### EXERCISE AIM:
Images should be omitted while the rest of the data is duplicated exactly.

### INPUT RECORDS:
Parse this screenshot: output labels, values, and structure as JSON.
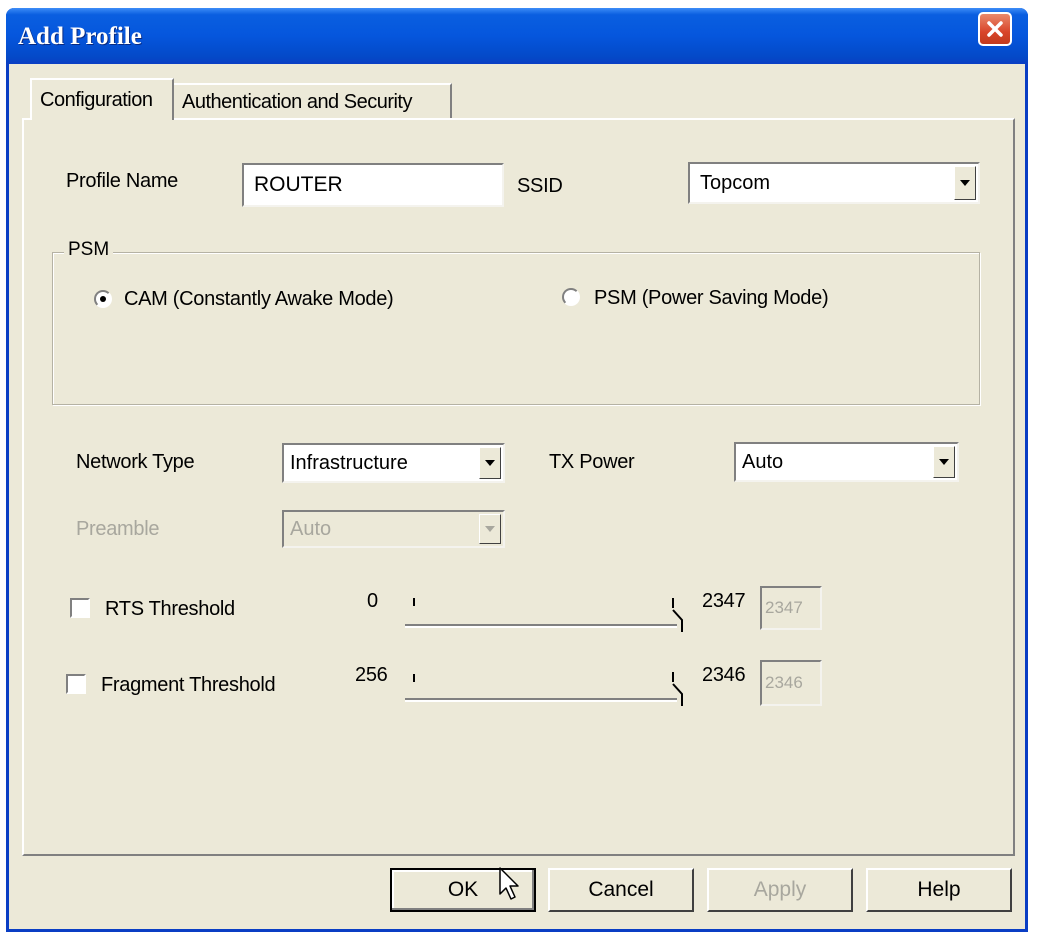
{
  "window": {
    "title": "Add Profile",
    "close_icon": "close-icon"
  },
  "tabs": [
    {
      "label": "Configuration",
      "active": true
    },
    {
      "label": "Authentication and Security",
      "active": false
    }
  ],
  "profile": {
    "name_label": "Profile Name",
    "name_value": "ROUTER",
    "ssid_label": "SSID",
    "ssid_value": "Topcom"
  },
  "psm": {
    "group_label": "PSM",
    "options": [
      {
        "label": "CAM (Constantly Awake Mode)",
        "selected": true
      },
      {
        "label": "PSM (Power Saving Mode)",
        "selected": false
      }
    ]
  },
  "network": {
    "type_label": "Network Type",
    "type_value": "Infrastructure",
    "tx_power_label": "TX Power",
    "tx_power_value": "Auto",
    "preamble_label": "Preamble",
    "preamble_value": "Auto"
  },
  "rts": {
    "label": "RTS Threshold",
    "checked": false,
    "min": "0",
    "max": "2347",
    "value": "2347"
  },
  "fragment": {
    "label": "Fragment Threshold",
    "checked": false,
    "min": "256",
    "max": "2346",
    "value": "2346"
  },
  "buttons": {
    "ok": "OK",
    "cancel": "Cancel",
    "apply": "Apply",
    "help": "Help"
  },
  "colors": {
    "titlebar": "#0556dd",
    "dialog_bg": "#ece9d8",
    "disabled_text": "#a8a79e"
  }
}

### RESPONSE:
Parse this screenshot: output labels, values, and structure as JSON.
{
  "window": {
    "title": "Add Profile",
    "close_icon": "close-icon"
  },
  "tabs": [
    {
      "label": "Configuration",
      "active": true
    },
    {
      "label": "Authentication and Security",
      "active": false
    }
  ],
  "profile": {
    "name_label": "Profile Name",
    "name_value": "ROUTER",
    "ssid_label": "SSID",
    "ssid_value": "Topcom"
  },
  "psm": {
    "group_label": "PSM",
    "options": [
      {
        "label": "CAM (Constantly Awake Mode)",
        "selected": true
      },
      {
        "label": "PSM (Power Saving Mode)",
        "selected": false
      }
    ]
  },
  "network": {
    "type_label": "Network Type",
    "type_value": "Infrastructure",
    "tx_power_label": "TX Power",
    "tx_power_value": "Auto",
    "preamble_label": "Preamble",
    "preamble_value": "Auto"
  },
  "rts": {
    "label": "RTS Threshold",
    "checked": false,
    "min": "0",
    "max": "2347",
    "value": "2347"
  },
  "fragment": {
    "label": "Fragment Threshold",
    "checked": false,
    "min": "256",
    "max": "2346",
    "value": "2346"
  },
  "buttons": {
    "ok": "OK",
    "cancel": "Cancel",
    "apply": "Apply",
    "help": "Help"
  },
  "colors": {
    "titlebar": "#0556dd",
    "dialog_bg": "#ece9d8",
    "disabled_text": "#a8a79e"
  }
}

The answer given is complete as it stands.